## WHAT TO WORK ON
If a line in the entries includes "icon", show that line.

(Data records for software interfaces)
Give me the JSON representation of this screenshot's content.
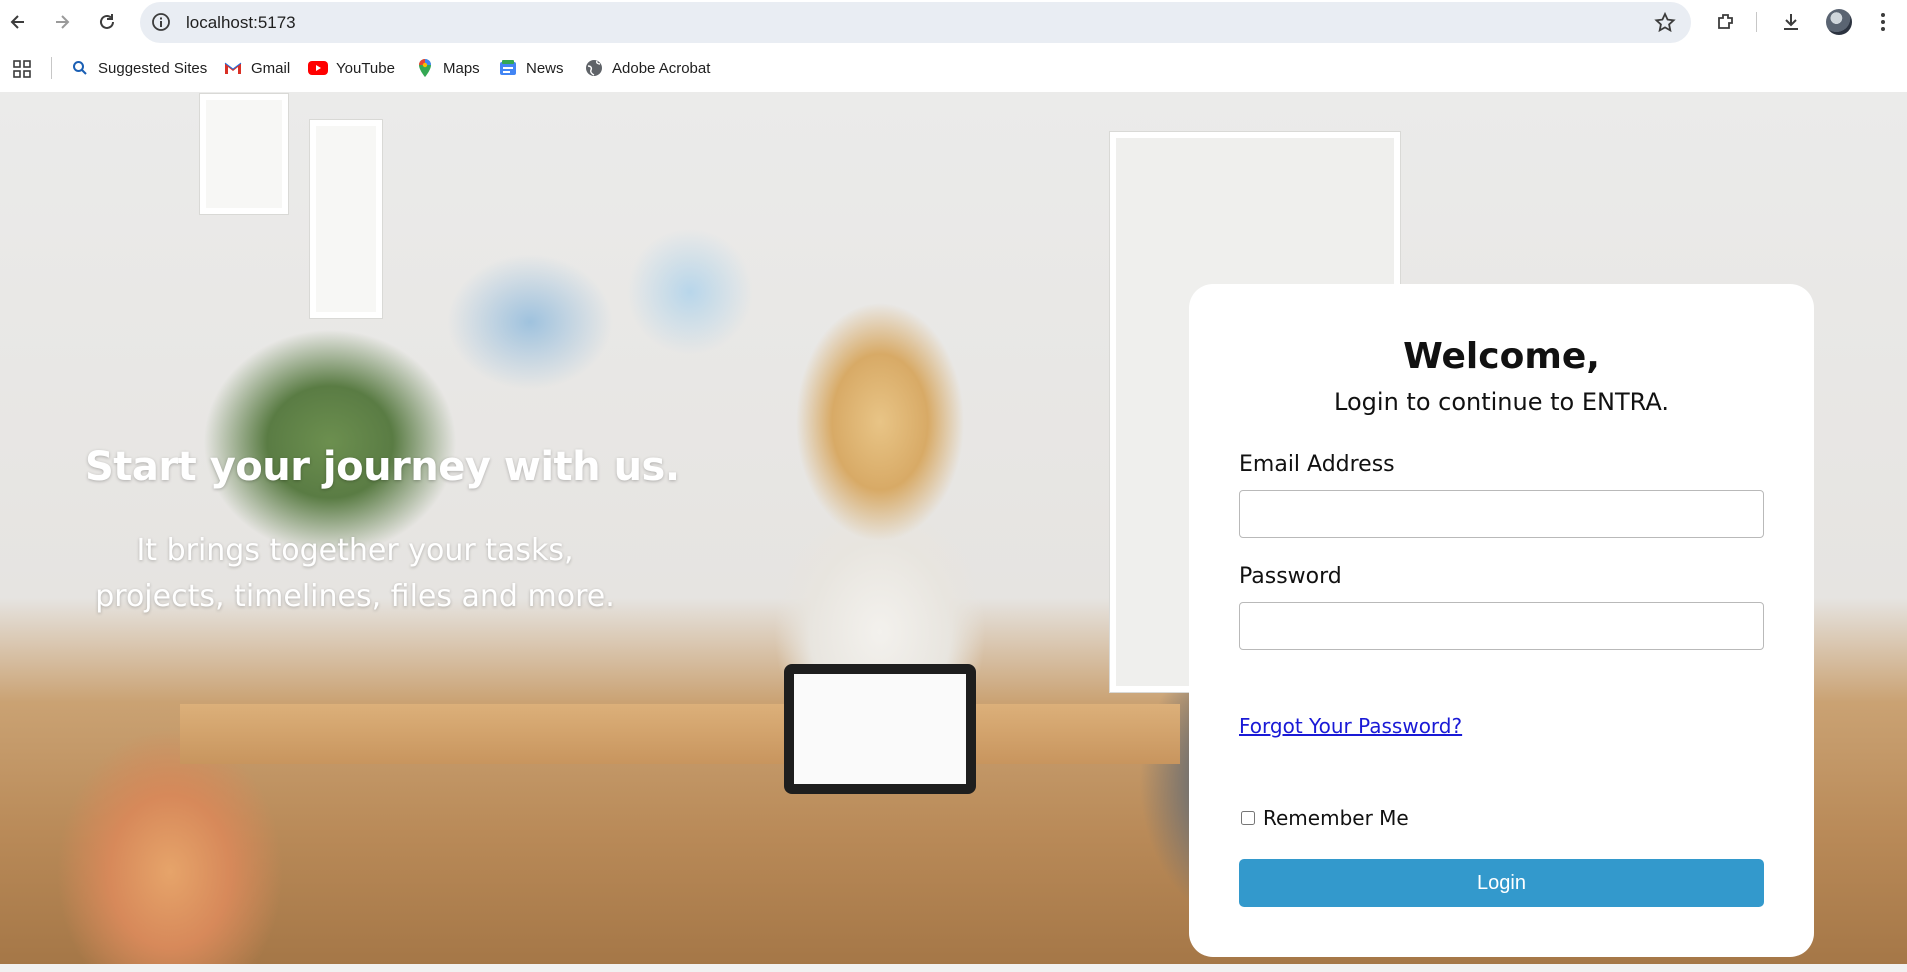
{
  "browser": {
    "url": "localhost:5173",
    "bookmarks": [
      {
        "label": "Suggested Sites",
        "icon": "search-icon"
      },
      {
        "label": "Gmail",
        "icon": "gmail-icon"
      },
      {
        "label": "YouTube",
        "icon": "youtube-icon"
      },
      {
        "label": "Maps",
        "icon": "maps-icon"
      },
      {
        "label": "News",
        "icon": "news-icon"
      },
      {
        "label": "Adobe Acrobat",
        "icon": "globe-icon"
      }
    ]
  },
  "hero": {
    "title": "Start your journey with us.",
    "subtitle": "It brings together your tasks, projects, timelines, files and more."
  },
  "login": {
    "title": "Welcome,",
    "subtitle": "Login to continue to ENTRA.",
    "email_label": "Email Address",
    "email_value": "",
    "password_label": "Password",
    "password_value": "",
    "forgot_link": "Forgot Your Password?",
    "remember_label": "Remember Me",
    "remember_checked": false,
    "submit_label": "Login"
  },
  "colors": {
    "accent": "#3399cc",
    "link": "#1a1ad6"
  }
}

## ANSWER TO THIS EXERCISE
        "icon": "search-icon"
        "icon": "gmail-icon"
        "icon": "youtube-icon"
        "icon": "maps-icon"
        "icon": "news-icon"
        "icon": "globe-icon"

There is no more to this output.